WORK INSTRUCTIONS:
Below are records; copy every line in them that holds the word "screenshot".

EXCERPTED DATA:
▬▬▬▬▬▬▬▬▬▬

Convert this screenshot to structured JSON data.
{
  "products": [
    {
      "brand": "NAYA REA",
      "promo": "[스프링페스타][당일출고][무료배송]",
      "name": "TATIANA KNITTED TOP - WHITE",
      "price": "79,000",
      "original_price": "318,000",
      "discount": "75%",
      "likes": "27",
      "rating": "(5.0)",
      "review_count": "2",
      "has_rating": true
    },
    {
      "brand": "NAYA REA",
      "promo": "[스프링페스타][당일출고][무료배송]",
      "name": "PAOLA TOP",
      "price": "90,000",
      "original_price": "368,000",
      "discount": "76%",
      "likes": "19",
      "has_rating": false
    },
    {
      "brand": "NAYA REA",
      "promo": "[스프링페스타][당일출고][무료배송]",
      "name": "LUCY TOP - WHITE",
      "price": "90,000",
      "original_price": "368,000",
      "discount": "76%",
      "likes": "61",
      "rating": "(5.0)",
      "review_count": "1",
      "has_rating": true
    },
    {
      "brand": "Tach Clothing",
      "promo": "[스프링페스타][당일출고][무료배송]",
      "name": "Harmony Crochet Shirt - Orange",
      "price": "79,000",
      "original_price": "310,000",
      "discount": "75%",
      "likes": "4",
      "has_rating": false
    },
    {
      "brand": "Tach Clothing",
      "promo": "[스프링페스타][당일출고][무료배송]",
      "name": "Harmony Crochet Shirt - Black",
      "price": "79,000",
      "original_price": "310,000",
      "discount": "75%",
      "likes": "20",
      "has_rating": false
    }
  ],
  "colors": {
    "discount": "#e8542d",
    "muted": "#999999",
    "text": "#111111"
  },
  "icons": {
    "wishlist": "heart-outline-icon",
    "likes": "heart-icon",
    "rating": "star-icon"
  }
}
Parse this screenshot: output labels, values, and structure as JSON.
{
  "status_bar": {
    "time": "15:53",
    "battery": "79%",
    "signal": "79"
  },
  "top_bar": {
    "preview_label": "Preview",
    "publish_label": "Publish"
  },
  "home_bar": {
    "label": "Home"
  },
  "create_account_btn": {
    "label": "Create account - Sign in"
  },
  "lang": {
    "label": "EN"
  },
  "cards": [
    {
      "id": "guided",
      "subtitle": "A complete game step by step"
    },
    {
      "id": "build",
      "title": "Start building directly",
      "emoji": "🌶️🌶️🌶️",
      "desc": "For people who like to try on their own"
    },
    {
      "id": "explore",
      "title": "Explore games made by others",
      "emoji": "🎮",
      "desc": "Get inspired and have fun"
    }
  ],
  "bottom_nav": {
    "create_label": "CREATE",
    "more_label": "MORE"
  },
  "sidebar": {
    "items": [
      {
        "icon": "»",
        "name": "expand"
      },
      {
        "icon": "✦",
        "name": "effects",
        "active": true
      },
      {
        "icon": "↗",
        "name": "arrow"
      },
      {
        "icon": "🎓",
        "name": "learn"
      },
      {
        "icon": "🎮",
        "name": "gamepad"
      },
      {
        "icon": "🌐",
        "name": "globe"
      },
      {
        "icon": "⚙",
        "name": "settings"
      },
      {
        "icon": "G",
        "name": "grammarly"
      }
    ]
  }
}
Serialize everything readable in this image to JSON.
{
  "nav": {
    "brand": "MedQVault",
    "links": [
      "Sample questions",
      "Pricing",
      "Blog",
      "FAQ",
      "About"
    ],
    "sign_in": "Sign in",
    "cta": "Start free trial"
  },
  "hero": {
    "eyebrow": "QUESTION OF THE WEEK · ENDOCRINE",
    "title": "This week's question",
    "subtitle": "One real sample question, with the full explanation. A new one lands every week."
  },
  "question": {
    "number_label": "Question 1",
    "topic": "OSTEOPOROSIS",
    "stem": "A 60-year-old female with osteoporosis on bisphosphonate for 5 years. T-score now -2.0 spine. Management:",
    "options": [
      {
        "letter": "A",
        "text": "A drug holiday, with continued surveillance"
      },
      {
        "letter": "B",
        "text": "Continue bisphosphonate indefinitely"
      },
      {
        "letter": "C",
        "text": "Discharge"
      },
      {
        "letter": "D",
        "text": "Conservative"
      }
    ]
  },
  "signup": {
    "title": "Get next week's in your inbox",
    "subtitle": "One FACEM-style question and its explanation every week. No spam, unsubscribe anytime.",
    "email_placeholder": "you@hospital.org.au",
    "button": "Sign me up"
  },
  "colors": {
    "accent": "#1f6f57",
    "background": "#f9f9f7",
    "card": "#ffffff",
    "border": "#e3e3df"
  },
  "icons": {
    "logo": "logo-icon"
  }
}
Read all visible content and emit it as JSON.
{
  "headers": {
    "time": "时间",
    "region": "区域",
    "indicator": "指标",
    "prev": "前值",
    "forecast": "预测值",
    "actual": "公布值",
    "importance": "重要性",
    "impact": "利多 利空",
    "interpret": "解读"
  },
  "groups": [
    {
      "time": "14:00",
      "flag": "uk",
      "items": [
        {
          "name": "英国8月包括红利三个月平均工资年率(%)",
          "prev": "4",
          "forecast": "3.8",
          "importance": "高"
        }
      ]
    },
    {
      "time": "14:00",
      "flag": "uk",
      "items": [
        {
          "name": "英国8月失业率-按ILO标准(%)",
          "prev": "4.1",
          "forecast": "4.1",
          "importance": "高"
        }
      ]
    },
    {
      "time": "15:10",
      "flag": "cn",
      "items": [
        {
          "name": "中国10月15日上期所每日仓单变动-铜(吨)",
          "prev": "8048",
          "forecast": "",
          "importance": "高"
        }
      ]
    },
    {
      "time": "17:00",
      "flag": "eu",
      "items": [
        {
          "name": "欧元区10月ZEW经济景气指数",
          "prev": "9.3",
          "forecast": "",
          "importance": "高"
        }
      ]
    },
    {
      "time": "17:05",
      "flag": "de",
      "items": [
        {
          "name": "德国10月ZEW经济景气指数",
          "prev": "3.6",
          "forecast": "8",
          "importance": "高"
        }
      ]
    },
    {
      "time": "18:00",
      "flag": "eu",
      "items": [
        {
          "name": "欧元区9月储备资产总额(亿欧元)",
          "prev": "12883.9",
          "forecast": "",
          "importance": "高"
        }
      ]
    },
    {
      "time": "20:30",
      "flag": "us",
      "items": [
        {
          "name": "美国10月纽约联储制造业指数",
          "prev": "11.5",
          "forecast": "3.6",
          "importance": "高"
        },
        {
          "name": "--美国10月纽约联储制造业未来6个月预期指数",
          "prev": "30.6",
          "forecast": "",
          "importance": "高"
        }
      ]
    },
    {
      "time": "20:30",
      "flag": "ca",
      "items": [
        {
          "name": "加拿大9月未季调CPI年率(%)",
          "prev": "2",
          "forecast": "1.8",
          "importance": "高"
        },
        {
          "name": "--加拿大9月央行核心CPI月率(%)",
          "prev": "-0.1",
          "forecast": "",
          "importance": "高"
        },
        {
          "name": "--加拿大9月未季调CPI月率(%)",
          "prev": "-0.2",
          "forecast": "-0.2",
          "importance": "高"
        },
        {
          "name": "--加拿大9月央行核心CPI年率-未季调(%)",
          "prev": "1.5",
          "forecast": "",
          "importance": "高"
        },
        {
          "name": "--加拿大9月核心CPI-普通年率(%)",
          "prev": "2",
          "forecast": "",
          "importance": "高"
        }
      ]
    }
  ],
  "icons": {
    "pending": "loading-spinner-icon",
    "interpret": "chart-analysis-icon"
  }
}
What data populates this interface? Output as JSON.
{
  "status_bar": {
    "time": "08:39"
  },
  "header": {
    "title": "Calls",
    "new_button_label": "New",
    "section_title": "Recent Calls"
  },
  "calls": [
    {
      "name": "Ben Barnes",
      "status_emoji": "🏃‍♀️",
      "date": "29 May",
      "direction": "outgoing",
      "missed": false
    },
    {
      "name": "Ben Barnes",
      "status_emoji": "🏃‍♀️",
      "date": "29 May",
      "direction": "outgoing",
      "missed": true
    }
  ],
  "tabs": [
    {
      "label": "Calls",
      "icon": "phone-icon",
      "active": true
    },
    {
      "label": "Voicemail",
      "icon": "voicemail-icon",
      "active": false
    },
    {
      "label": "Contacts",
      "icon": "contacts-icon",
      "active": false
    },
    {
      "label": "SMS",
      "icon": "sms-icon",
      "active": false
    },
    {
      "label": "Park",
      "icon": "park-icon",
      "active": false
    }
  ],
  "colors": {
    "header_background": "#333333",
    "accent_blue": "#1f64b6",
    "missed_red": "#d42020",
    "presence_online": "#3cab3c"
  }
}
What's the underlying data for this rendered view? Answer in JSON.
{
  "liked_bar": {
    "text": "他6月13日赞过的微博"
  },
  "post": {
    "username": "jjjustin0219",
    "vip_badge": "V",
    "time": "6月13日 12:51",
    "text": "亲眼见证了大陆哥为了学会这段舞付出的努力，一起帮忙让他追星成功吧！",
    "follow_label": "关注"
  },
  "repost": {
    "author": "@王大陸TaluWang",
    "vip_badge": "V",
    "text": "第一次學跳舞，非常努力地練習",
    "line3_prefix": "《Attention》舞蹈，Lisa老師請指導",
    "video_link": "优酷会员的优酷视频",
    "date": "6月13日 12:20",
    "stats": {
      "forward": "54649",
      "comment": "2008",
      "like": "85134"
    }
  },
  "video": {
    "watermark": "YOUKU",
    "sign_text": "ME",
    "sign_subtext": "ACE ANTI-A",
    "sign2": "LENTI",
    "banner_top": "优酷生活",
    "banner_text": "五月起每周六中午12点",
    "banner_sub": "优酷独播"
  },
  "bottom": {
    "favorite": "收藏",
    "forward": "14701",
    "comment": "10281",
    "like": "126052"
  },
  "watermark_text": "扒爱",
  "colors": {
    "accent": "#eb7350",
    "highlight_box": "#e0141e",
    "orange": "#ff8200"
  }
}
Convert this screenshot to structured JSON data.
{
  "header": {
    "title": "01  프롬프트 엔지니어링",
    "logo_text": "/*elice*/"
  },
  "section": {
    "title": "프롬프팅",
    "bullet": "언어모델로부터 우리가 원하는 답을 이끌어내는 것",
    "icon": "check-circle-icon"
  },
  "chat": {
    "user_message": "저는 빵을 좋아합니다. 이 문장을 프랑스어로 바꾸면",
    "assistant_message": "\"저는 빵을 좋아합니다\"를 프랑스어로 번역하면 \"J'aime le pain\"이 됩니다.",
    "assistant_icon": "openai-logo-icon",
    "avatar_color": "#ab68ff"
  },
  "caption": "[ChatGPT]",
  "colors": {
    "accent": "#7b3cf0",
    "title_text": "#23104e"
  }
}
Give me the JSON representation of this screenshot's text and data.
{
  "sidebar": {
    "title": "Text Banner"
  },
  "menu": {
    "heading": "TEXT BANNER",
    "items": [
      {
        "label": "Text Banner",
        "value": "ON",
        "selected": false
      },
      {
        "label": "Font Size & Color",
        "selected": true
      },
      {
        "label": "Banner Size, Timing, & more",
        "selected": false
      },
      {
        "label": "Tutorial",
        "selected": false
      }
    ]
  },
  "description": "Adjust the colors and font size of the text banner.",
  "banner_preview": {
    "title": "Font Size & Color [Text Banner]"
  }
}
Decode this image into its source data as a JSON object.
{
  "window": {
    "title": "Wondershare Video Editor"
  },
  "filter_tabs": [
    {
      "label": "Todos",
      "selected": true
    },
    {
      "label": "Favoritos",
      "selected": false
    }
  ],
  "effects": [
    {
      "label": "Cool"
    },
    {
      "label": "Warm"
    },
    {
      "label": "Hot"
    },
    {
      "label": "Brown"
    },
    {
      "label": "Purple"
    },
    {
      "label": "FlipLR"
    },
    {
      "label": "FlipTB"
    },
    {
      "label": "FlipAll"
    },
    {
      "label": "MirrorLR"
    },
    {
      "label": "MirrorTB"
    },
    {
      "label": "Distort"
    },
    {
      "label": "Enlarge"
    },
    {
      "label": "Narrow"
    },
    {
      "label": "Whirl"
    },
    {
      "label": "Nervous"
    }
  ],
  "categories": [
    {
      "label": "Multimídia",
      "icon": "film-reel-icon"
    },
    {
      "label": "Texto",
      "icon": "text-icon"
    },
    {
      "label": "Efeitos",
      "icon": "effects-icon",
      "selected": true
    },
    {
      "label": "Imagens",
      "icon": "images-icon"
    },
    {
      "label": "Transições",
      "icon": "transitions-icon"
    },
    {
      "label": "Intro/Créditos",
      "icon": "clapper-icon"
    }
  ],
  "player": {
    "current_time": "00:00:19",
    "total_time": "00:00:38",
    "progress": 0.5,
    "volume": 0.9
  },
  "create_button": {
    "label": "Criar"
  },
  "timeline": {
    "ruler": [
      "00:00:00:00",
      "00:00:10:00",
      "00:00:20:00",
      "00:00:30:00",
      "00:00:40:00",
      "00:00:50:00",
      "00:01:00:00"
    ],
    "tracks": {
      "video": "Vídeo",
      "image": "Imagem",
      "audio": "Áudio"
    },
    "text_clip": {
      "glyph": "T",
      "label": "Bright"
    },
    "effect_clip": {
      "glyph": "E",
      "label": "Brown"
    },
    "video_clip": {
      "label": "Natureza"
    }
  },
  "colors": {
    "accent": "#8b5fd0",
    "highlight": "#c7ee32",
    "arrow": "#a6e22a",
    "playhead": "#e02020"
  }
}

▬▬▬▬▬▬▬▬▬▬

TASK RESULT:
Convert this screenshot to structured JSON data.
Parse this screenshot: output labels, values, and structure as JSON.
Convert this screenshot to structured JSON data.
Give me the JSON representation of this screenshot's text and data.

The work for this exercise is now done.